COMMENTS

Monday, February 21, 2005 10:28 PM

CASTIRONJACK


It's short. But I realized that I've got an idea or two that needed a little spacing for the rest of the crew's side story...
And for all the River and Book fans, I hope this brings us a little closer.

Enjoy,

Keep flyin'

Tuesday, February 22, 2005 2:09 AM

AMDOBELL


Hmmm, *oh what a tangled web we weave when first we practice to deceive*. Looking forward to the next part. I loved the way River was sparring mentally with Book and his admission that when she did that he lost the argument. Can't help but see River's last words though as a warning, Ali D :~)
You can't take the sky from me

Tuesday, February 22, 2005 7:39 AM

ARTSHIPS


Superb dialogue and character interaction. The end was more cryptic than I've grown accustomed to, but that's just me.


POST YOUR COMMENTS

You must log in to post comments.

YOUR OPTIONS

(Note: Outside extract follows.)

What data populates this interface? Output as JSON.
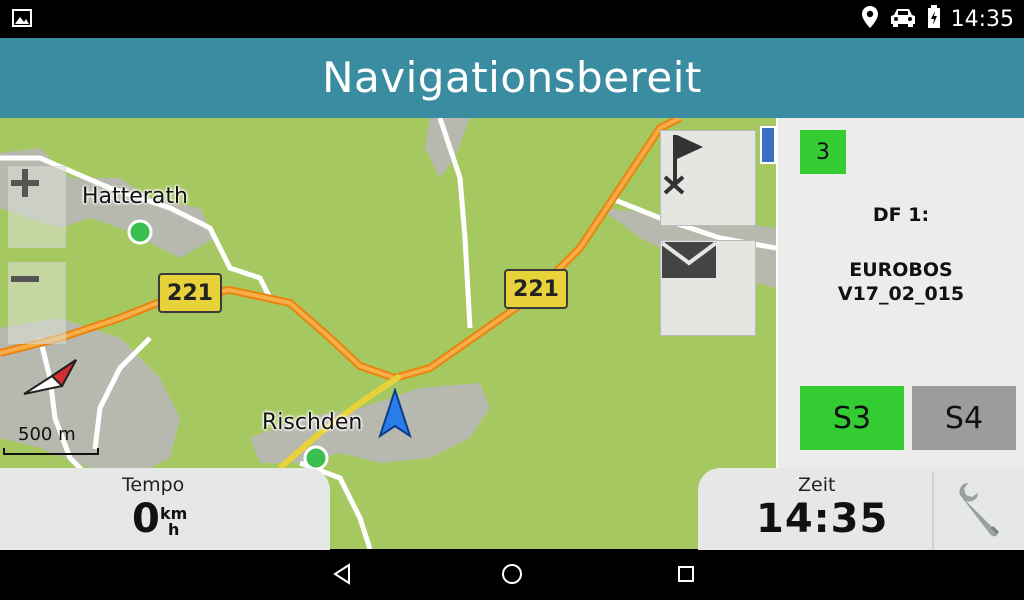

OTHER FANFICS BY AUTHOR

Honest Run: Daring
Another round table discussion on how to get the captain out of trouble.

Honest Run: Dilemma
Honest Run?!? He's still writing this?!?!

Honest Run: Derelict
Zoe and the crew finish their part of the deal, running across a bit of history along the way.

Reaver Attack: Denial
Reavers are real aren't they? My entry into the Serenity contest.

Honest Run: Door
Mal has another one of his barroom confrontations.

Honest Run: Distraction
Comets, comedy, and confession. Another day on Serenity.

Honest Run: Delusions
Things get a little more resolved. Simon's mind begins its downward spiral.

Honest Run: Deal
A little prequel action, explaining a few of the questions of the where and how variety. Features Wash and Zoe and certain Denton.

Honest Run: Din
Pair up. Where's River?

Honest Run: Detail
What is it with Jayne anyway?